= 5. Imagine Waking Up Tomorrow and All Music Has Disappeared (dir. Stefan Schwietert, 2015)
24/06, 18:15 at Cineworld | 27/06, 15:45 at Odeon
Erstwhile KLF/K Foundation founder Bill Drummond is the star of this doc, which focuses on his current project The17 while providing “some exclusive commentary” on his body of work to date. I’m going to be a little sceptical how thorough a consideration of the iconoclast’s career this will be. The KLF deleted their back catalogue and burned £1 million in cash, so it wouldn’t be shocking if Drummond resisted dwelling on his past too much. Luckily and unsurprisingly, his current endeavour is fascinating in itself. The advent of the iPod, which he greeted enthusiastically, had unexpected consequences for Drummond, who explained, “Nothing seemed to satisfy, even though in theory I had every recording on it that I had ever wanted to listen to”. He concluded, therefore, that “all recorded music has run its course”. His response was the17, a choir of constantly-shifting membership who perform only for themselves, are never recorded, and eschew scores in favour of instructions from Drummond.
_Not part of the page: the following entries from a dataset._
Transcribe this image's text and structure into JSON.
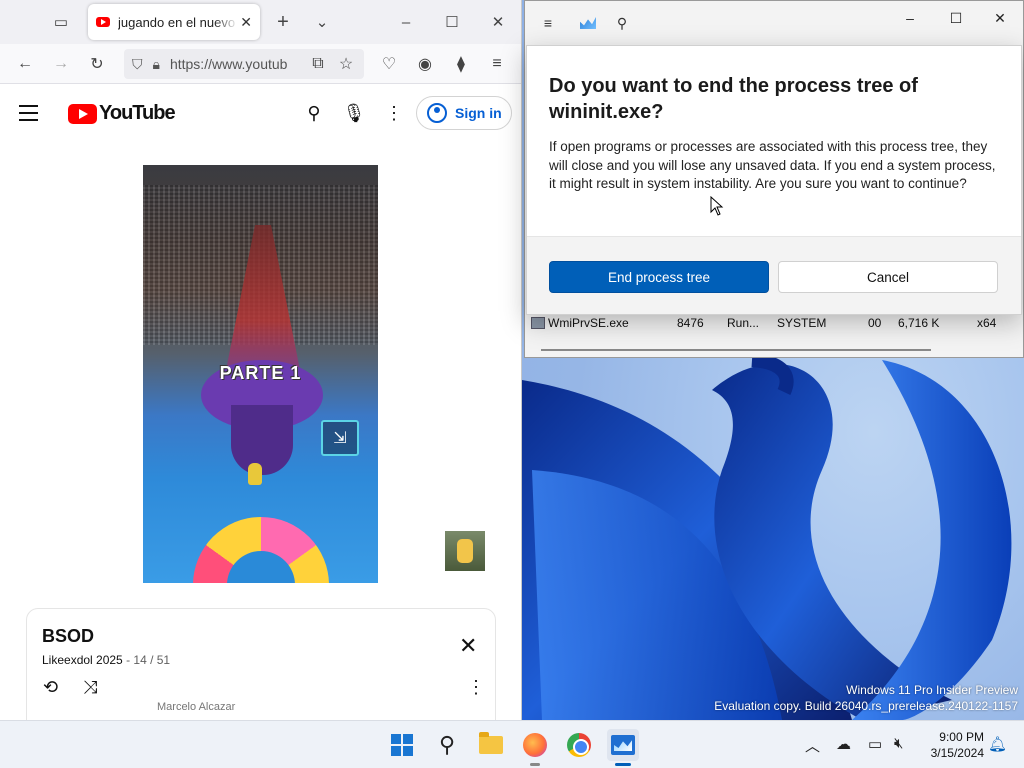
{
  "firefox": {
    "tab_title": "jugando en el nuevo n",
    "url": "https://www.youtub"
  },
  "youtube": {
    "logo_text": "YouTube",
    "sign_in": "Sign in",
    "video_overlay_text": "PARTE 1",
    "playlist": {
      "title": "BSOD",
      "channel": "Likeexdol 2025",
      "separator": " - ",
      "position": "14 / 51",
      "next_item_fragment": "Marcelo Alcazar"
    }
  },
  "task_manager": {
    "visible_row": {
      "name": "WmiPrvSE.exe",
      "pid": "8476",
      "status": "Run...",
      "user": "SYSTEM",
      "cpu": "00",
      "memory": "6,716 K",
      "arch": "x64"
    }
  },
  "dialog": {
    "title": "Do you want to end the process tree of wininit.exe?",
    "body": "If open programs or processes are associated with this process tree, they will close and you will lose any unsaved data. If you end a system process, it might result in system instability. Are you sure you want to continue?",
    "primary_button": "End process tree",
    "secondary_button": "Cancel"
  },
  "desktop": {
    "watermark_line1": "Windows 11 Pro Insider Preview",
    "watermark_line2": "Evaluation copy. Build 26040.rs_prerelease.240122-1157"
  },
  "taskbar": {
    "time": "9:00 PM",
    "date": "3/15/2024"
  },
  "colors": {
    "accent": "#005fb8",
    "youtube_red": "#ff0000",
    "youtube_link": "#065fd4"
  }
}
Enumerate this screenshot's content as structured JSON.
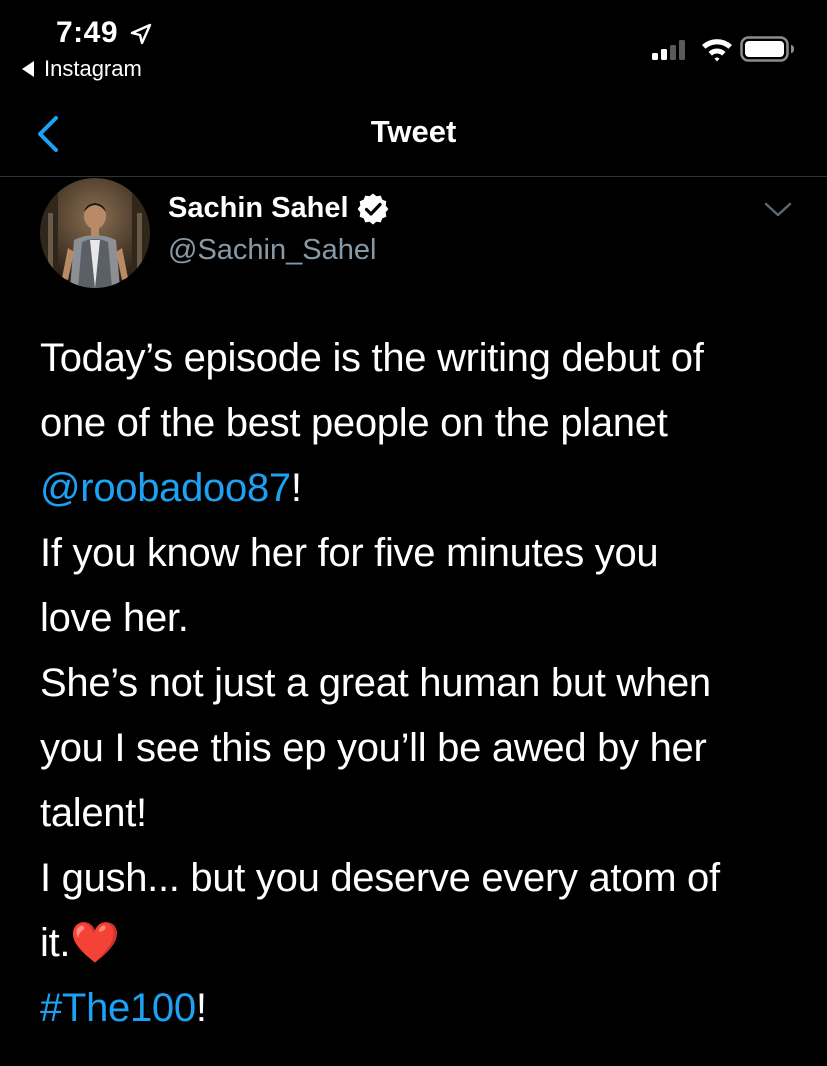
{
  "status_bar": {
    "time": "7:49",
    "back_app_label": "Instagram"
  },
  "nav": {
    "title": "Tweet"
  },
  "author": {
    "name": "Sachin Sahel",
    "handle": "@Sachin_Sahel"
  },
  "tweet": {
    "line1": "Today’s episode is the writing debut of",
    "line2": "one of the best people on the planet",
    "mention": "@roobadoo87",
    "mention_suffix": "!",
    "line4": "If you know her for five minutes you",
    "line5": "love her.",
    "line6": "She’s not just a great human but when",
    "line7": "you I see this ep you’ll be awed by her",
    "line8": "talent!",
    "line9": "I gush... but you deserve every atom of",
    "line10": "it.",
    "emoji": "❤️",
    "hashtag": "#The100",
    "hashtag_suffix": "!"
  },
  "colors": {
    "background": "#000000",
    "link": "#1da1f2",
    "handle": "#8899a6",
    "divider": "#2f3336"
  },
  "icons": {
    "location": "location-arrow-icon",
    "back_app": "back-triangle-icon",
    "signal": "cellular-signal-icon",
    "wifi": "wifi-icon",
    "battery": "battery-icon",
    "nav_back": "chevron-left-icon",
    "verified": "verified-badge-icon",
    "more": "chevron-down-icon"
  }
}
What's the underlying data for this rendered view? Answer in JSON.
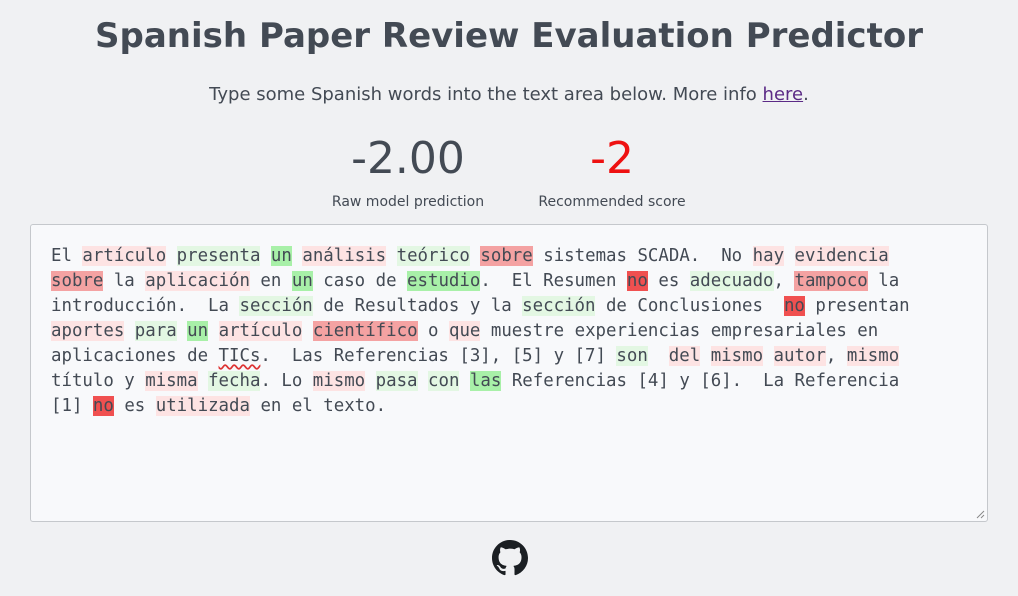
{
  "header": {
    "title": "Spanish Paper Review Evaluation Predictor",
    "subtitle_prefix": "Type some Spanish words into the text area below. More info ",
    "subtitle_link": "here",
    "subtitle_suffix": "."
  },
  "metrics": {
    "raw_value": "-2.00",
    "raw_label": "Raw model prediction",
    "recommended_value": "-2",
    "recommended_label": "Recommended score"
  },
  "editor": {
    "lines": [
      [
        {
          "t": "El ",
          "h": ""
        },
        {
          "t": "artículo",
          "h": "r1"
        },
        {
          "t": " ",
          "h": ""
        },
        {
          "t": "presenta",
          "h": "g1"
        },
        {
          "t": " ",
          "h": ""
        },
        {
          "t": "un",
          "h": "g2"
        },
        {
          "t": " ",
          "h": ""
        },
        {
          "t": "análisis",
          "h": "r1"
        },
        {
          "t": " ",
          "h": ""
        },
        {
          "t": "teórico",
          "h": "g1"
        },
        {
          "t": " ",
          "h": ""
        },
        {
          "t": "sobre",
          "h": "r2"
        },
        {
          "t": " sistemas SCADA.  No ",
          "h": ""
        },
        {
          "t": "hay",
          "h": "r1"
        },
        {
          "t": " ",
          "h": ""
        },
        {
          "t": "evidencia",
          "h": "r1"
        }
      ],
      [
        {
          "t": "sobre",
          "h": "r2"
        },
        {
          "t": " la ",
          "h": ""
        },
        {
          "t": "aplicación",
          "h": "r1"
        },
        {
          "t": " en ",
          "h": ""
        },
        {
          "t": "un",
          "h": "g2"
        },
        {
          "t": " caso de ",
          "h": ""
        },
        {
          "t": "estudio",
          "h": "g2"
        },
        {
          "t": ".  El Resumen ",
          "h": ""
        },
        {
          "t": "no",
          "h": "r3"
        },
        {
          "t": " es ",
          "h": ""
        },
        {
          "t": "adecuado",
          "h": "g1"
        },
        {
          "t": ", ",
          "h": ""
        },
        {
          "t": "tampoco",
          "h": "r2"
        },
        {
          "t": " la",
          "h": ""
        }
      ],
      [
        {
          "t": "introducción.  La ",
          "h": ""
        },
        {
          "t": "sección",
          "h": "g1"
        },
        {
          "t": " de Resultados y la ",
          "h": ""
        },
        {
          "t": "sección",
          "h": "g1"
        },
        {
          "t": " de Conclusiones  ",
          "h": ""
        },
        {
          "t": "no",
          "h": "r3"
        },
        {
          "t": " presentan",
          "h": ""
        }
      ],
      [
        {
          "t": "aportes",
          "h": "r1"
        },
        {
          "t": " ",
          "h": ""
        },
        {
          "t": "para",
          "h": "g1"
        },
        {
          "t": " ",
          "h": ""
        },
        {
          "t": "un",
          "h": "g2"
        },
        {
          "t": " ",
          "h": ""
        },
        {
          "t": "artículo",
          "h": "r1"
        },
        {
          "t": " ",
          "h": ""
        },
        {
          "t": "científico",
          "h": "r2"
        },
        {
          "t": " o ",
          "h": ""
        },
        {
          "t": "que",
          "h": "r1"
        },
        {
          "t": " muestre experiencias empresariales en",
          "h": ""
        }
      ],
      [
        {
          "t": "aplicaciones de ",
          "h": ""
        },
        {
          "t": "TICs",
          "h": "spell"
        },
        {
          "t": ".  Las Referencias [3], [5] y [7] ",
          "h": ""
        },
        {
          "t": "son",
          "h": "g1"
        },
        {
          "t": "  ",
          "h": ""
        },
        {
          "t": "del",
          "h": "r1"
        },
        {
          "t": " ",
          "h": ""
        },
        {
          "t": "mismo",
          "h": "r1"
        },
        {
          "t": " ",
          "h": ""
        },
        {
          "t": "autor",
          "h": "r1"
        },
        {
          "t": ", ",
          "h": ""
        },
        {
          "t": "mismo",
          "h": "r1"
        }
      ],
      [
        {
          "t": "título y ",
          "h": ""
        },
        {
          "t": "misma",
          "h": "r1"
        },
        {
          "t": " ",
          "h": ""
        },
        {
          "t": "fecha",
          "h": "g1"
        },
        {
          "t": ". Lo ",
          "h": ""
        },
        {
          "t": "mismo",
          "h": "r1"
        },
        {
          "t": " ",
          "h": ""
        },
        {
          "t": "pasa",
          "h": "g1"
        },
        {
          "t": " ",
          "h": ""
        },
        {
          "t": "con",
          "h": "g1"
        },
        {
          "t": " ",
          "h": ""
        },
        {
          "t": "las",
          "h": "g2"
        },
        {
          "t": " Referencias [4] y [6].  La Referencia",
          "h": ""
        }
      ],
      [
        {
          "t": "[1] ",
          "h": ""
        },
        {
          "t": "no",
          "h": "r3"
        },
        {
          "t": " es ",
          "h": ""
        },
        {
          "t": "utilizada",
          "h": "r1"
        },
        {
          "t": " en el texto.",
          "h": ""
        }
      ]
    ]
  },
  "footer": {
    "icon": "github-icon"
  },
  "colors": {
    "negative_light": "#fde3e3",
    "negative_medium": "#f4a2a2",
    "negative_strong": "#f05050",
    "positive_light": "#e3f7e3",
    "positive_medium": "#a8f0a8",
    "recommended_score": "#ee1111"
  }
}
Much more interesting than a bunch of sun-glassed talking heads mumbling about how shit a business it is.
Edinburgh International Film Festival 2015 runs from 17th-28th June. Check out the brochure here.